_Requirement_
Restate the records below exactly. Pictures are not part of the copy.

_Source information_
= Beginning of Section =

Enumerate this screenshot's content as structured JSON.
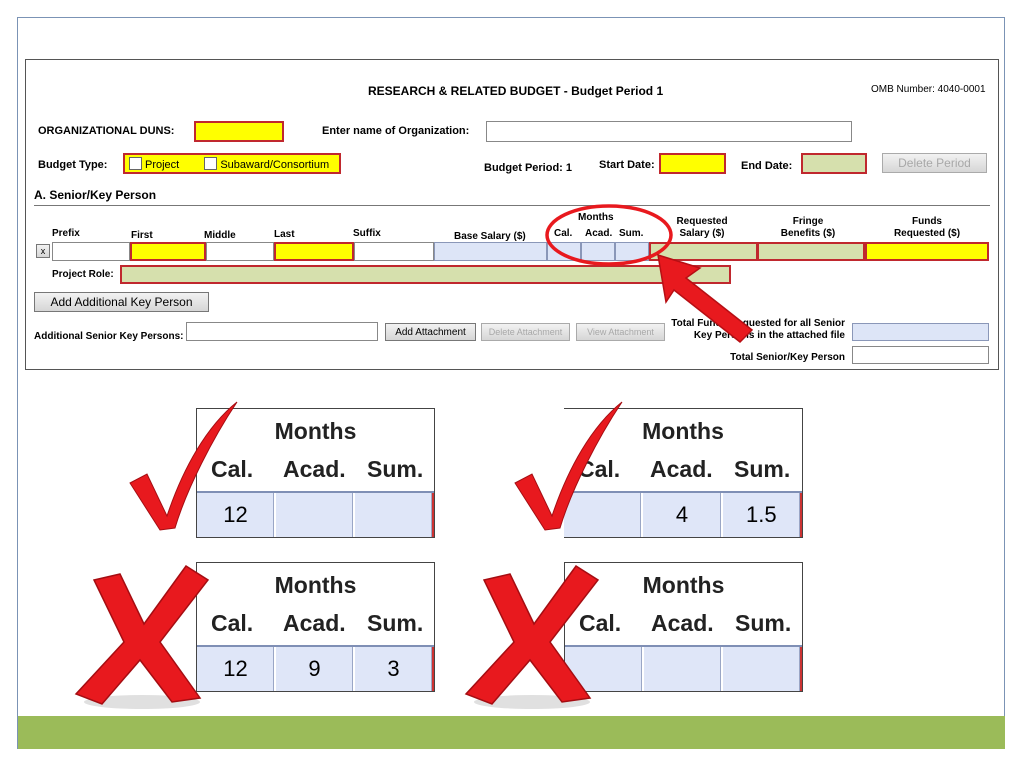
{
  "form": {
    "title": "RESEARCH & RELATED BUDGET - Budget Period 1",
    "omb": "OMB Number: 4040-0001",
    "duns_label": "ORGANIZATIONAL DUNS:",
    "org_label": "Enter name of Organization:",
    "budget_type_label": "Budget Type:",
    "project_option": "Project",
    "subaward_option": "Subaward/Consortium",
    "budget_period_label": "Budget Period: 1",
    "start_date_label": "Start Date:",
    "end_date_label": "End Date:",
    "delete_period": "Delete Period",
    "section_title": "A. Senior/Key Person",
    "columns": {
      "prefix": "Prefix",
      "first": "First",
      "middle": "Middle",
      "last": "Last",
      "suffix": "Suffix",
      "base_salary": "Base Salary ($)",
      "months": "Months",
      "cal": "Cal.",
      "acad": "Acad.",
      "sum": "Sum.",
      "requested_salary_1": "Requested",
      "requested_salary_2": "Salary ($)",
      "fringe_1": "Fringe",
      "fringe_2": "Benefits ($)",
      "funds_1": "Funds",
      "funds_2": "Requested ($)"
    },
    "remove_row": "x",
    "project_role_label": "Project Role:",
    "add_key_person": "Add Additional Key Person",
    "additional_label": "Additional Senior Key Persons:",
    "add_attachment": "Add Attachment",
    "delete_attachment": "Delete Attachment",
    "view_attachment": "View Attachment",
    "total_funds_label_1": "Total Funds Requested for all Senior",
    "total_funds_label_2": "Key Persons in the attached file",
    "total_senior_label": "Total Senior/Key Person"
  },
  "examples": [
    {
      "months": "Months",
      "cal": "Cal.",
      "acad": "Acad.",
      "sum": "Sum.",
      "values": [
        "12",
        "",
        ""
      ],
      "verdict": "correct"
    },
    {
      "months": "Months",
      "cal": "Cal.",
      "acad": "Acad.",
      "sum": "Sum.",
      "values": [
        "",
        "4",
        "1.5"
      ],
      "verdict": "correct"
    },
    {
      "months": "Months",
      "cal": "Cal.",
      "acad": "Acad.",
      "sum": "Sum.",
      "values": [
        "12",
        "9",
        "3"
      ],
      "verdict": "incorrect"
    },
    {
      "months": "Months",
      "cal": "Cal.",
      "acad": "Acad.",
      "sum": "Sum.",
      "values": [
        "",
        "",
        ""
      ],
      "verdict": "incorrect"
    }
  ],
  "colors": {
    "required_field": "#ffff00",
    "required_border": "#c0282e",
    "optional_field": "#d6e0ad",
    "calc_field": "#dde5f7",
    "annotation_red": "#e8191e",
    "footer_bar": "#9bbb59"
  },
  "icons": [
    "checkmark-icon",
    "x-mark-icon",
    "arrow-icon",
    "circle-highlight"
  ]
}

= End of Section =

_Result_
Enumerate this screenshot's content as structured JSON.
{
  "form": {
    "title": "RESEARCH & RELATED BUDGET - Budget Period 1",
    "omb": "OMB Number: 4040-0001",
    "duns_label": "ORGANIZATIONAL DUNS:",
    "org_label": "Enter name of Organization:",
    "budget_type_label": "Budget Type:",
    "project_option": "Project",
    "subaward_option": "Subaward/Consortium",
    "budget_period_label": "Budget Period: 1",
    "start_date_label": "Start Date:",
    "end_date_label": "End Date:",
    "delete_period": "Delete Period",
    "section_title": "A. Senior/Key Person",
    "columns": {
      "prefix": "Prefix",
      "first": "First",
      "middle": "Middle",
      "last": "Last",
      "suffix": "Suffix",
      "base_salary": "Base Salary ($)",
      "months": "Months",
      "cal": "Cal.",
      "acad": "Acad.",
      "sum": "Sum.",
      "requested_salary_1": "Requested",
      "requested_salary_2": "Salary ($)",
      "fringe_1": "Fringe",
      "fringe_2": "Benefits ($)",
      "funds_1": "Funds",
      "funds_2": "Requested ($)"
    },
    "remove_row": "x",
    "project_role_label": "Project Role:",
    "add_key_person": "Add Additional Key Person",
    "additional_label": "Additional Senior Key Persons:",
    "add_attachment": "Add Attachment",
    "delete_attachment": "Delete Attachment",
    "view_attachment": "View Attachment",
    "total_funds_label_1": "Total Funds Requested for all Senior",
    "total_funds_label_2": "Key Persons in the attached file",
    "total_senior_label": "Total Senior/Key Person"
  },
  "examples": [
    {
      "months": "Months",
      "cal": "Cal.",
      "acad": "Acad.",
      "sum": "Sum.",
      "values": [
        "12",
        "",
        ""
      ],
      "verdict": "correct"
    },
    {
      "months": "Months",
      "cal": "Cal.",
      "acad": "Acad.",
      "sum": "Sum.",
      "values": [
        "",
        "4",
        "1.5"
      ],
      "verdict": "correct"
    },
    {
      "months": "Months",
      "cal": "Cal.",
      "acad": "Acad.",
      "sum": "Sum.",
      "values": [
        "12",
        "9",
        "3"
      ],
      "verdict": "incorrect"
    },
    {
      "months": "Months",
      "cal": "Cal.",
      "acad": "Acad.",
      "sum": "Sum.",
      "values": [
        "",
        "",
        ""
      ],
      "verdict": "incorrect"
    }
  ],
  "colors": {
    "required_field": "#ffff00",
    "required_border": "#c0282e",
    "optional_field": "#d6e0ad",
    "calc_field": "#dde5f7",
    "annotation_red": "#e8191e",
    "footer_bar": "#9bbb59"
  },
  "icons": [
    "checkmark-icon",
    "x-mark-icon",
    "arrow-icon",
    "circle-highlight"
  ]
}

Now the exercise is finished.